    Actually, most CSS quirks can easily be feature tested. For instance, IE6's padding issue can easily be detected by adding an element to the dom and the measuring its rendered size.
    But as I said, I'm fully aware that it cannot be removed from everything.

    Quote Originally Posted by Condor View Post
    The problem with unrecognized or new browsers is that they probably will require changes in Ext anyway (there hasn't been a major browser release yet that behaved identical to another browser).
    Not if properly feature tested: testing how the browser treats paddings relating to width/height will allways return the proper result - either the padding is added, or it is not.
    Quote Originally Posted by Condor View Post
    Also, browser programmers are completely aware of the fact that the user agent string is used for version checking, so they won't easily break the syntax (the only exception I know is SRWare Iron which for some strange reason doesn't have Chrome in its user agent string).
    Perhaps you should look more into the issue - the point is that you are going to have a hard time finding good arguments for why UA sniffing is better than feature detection.

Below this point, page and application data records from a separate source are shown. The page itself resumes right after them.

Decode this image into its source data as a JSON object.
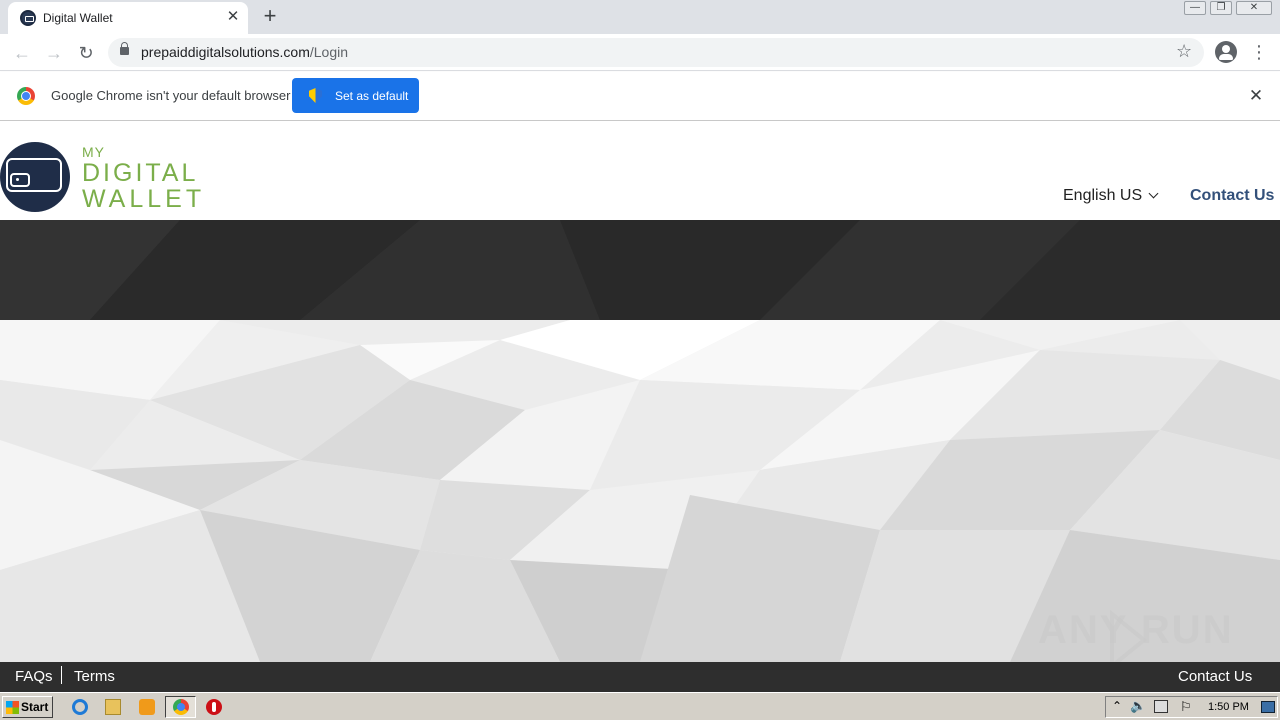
{
  "browser": {
    "tab_title": "Digital Wallet",
    "tab_close": "✕",
    "new_tab": "+",
    "url_host": "prepaiddigitalsolutions.com",
    "url_path": "/Login",
    "window_controls": {
      "minimize": "—",
      "maximize": "❐",
      "close": "✕"
    },
    "nav": {
      "back": "←",
      "forward": "→",
      "reload": "↻",
      "star": "☆",
      "menu": "⋮"
    }
  },
  "infobar": {
    "message": "Google Chrome isn't your default browser",
    "button_label": "Set as default",
    "close": "✕"
  },
  "site": {
    "logo": {
      "my": "MY",
      "digital": "DIGITAL",
      "wallet": "WALLET"
    },
    "language": "English US",
    "contact_link": "Contact Us",
    "brand_colors": {
      "navy": "#1f2d48",
      "green": "#7bae4a",
      "link": "#33507a"
    }
  },
  "footer": {
    "faqs": "FAQs",
    "terms": "Terms",
    "contact": "Contact Us"
  },
  "watermark": {
    "text": "ANY  RUN"
  },
  "taskbar": {
    "start_label": "Start",
    "clock": "1:50 PM",
    "tray_arrow": "⌃",
    "volume": "🔈",
    "flag": "⚐"
  }
}
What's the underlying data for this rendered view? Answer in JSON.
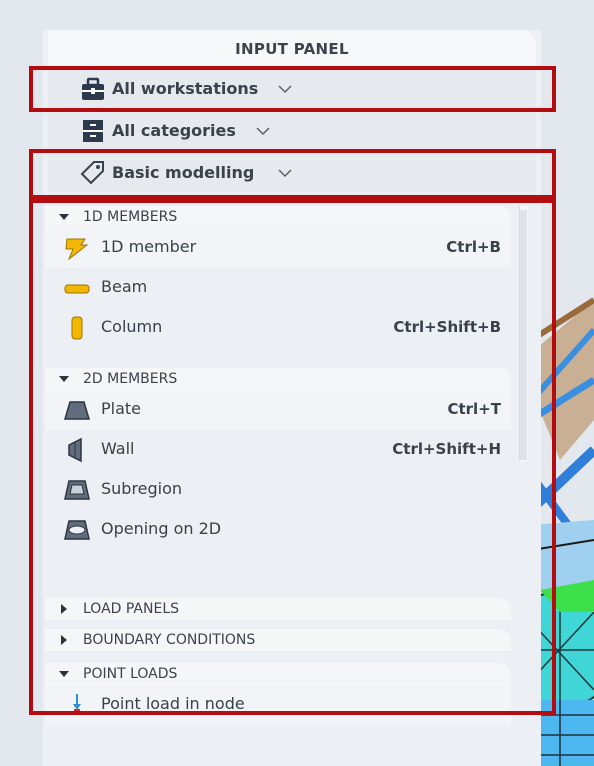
{
  "panel": {
    "title": "INPUT PANEL"
  },
  "filters": [
    {
      "label": "All workstations",
      "icon": "toolbox-icon"
    },
    {
      "label": "All categories",
      "icon": "categories-icon"
    },
    {
      "label": "Basic modelling",
      "icon": "tag-icon"
    }
  ],
  "sections": [
    {
      "title": "1D MEMBERS",
      "expanded": true,
      "items": [
        {
          "name": "1D member",
          "shortcut": "Ctrl+B",
          "icon": "1d-member-icon"
        },
        {
          "name": "Beam",
          "shortcut": "",
          "icon": "beam-icon"
        },
        {
          "name": "Column",
          "shortcut": "Ctrl+Shift+B",
          "icon": "column-icon"
        }
      ]
    },
    {
      "title": "2D MEMBERS",
      "expanded": true,
      "items": [
        {
          "name": "Plate",
          "shortcut": "Ctrl+T",
          "icon": "plate-icon"
        },
        {
          "name": "Wall",
          "shortcut": "Ctrl+Shift+H",
          "icon": "wall-icon"
        },
        {
          "name": "Subregion",
          "shortcut": "",
          "icon": "subregion-icon"
        },
        {
          "name": "Opening on 2D",
          "shortcut": "",
          "icon": "opening-icon"
        }
      ]
    },
    {
      "title": "LOAD PANELS",
      "expanded": false,
      "items": []
    },
    {
      "title": "BOUNDARY CONDITIONS",
      "expanded": false,
      "items": []
    },
    {
      "title": "POINT LOADS",
      "expanded": true,
      "items": [
        {
          "name": "Point load in node",
          "shortcut": "",
          "icon": "point-load-icon"
        }
      ]
    }
  ],
  "colors": {
    "highlight": "#b30d12",
    "accent": "#f2b700",
    "panel": "#eceff3"
  }
}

It might be simpler right now (knowing what we know of the current reality), but its bound to create problems later (as we know nothing about the coming reality).

  6. #6
    Sencha User
    Join Date
    Mar 2008
    Posts
    14
    Vote Rating
    0
    oyvind.kinsey is on a distinguished road

      0  

    Default


    Are there no-one interested in following up on this?

  7. #7
    Sencha User steffenk's Avatar
    Join Date
    Jul 2007
    Location
    Haan, Germany
    Posts
    2,664
    Vote Rating
    7
    steffenk has a spectacular aura about steffenk has a spectacular aura about steffenk has a spectacular aura about

      0  

    Default


    I'm currently working on browser sniffing from UA (in php), and there are , what a wonder, problems with IE. IE sends multiple versions, eg IE8 sends msie 8.0 and msie 6.0. So it's not an easy task.

    Helpful is this site:
    http://www.useragentstring.com/
    vg Steffen
    --------------------------------------
    Release Manager of TYPO3 4.5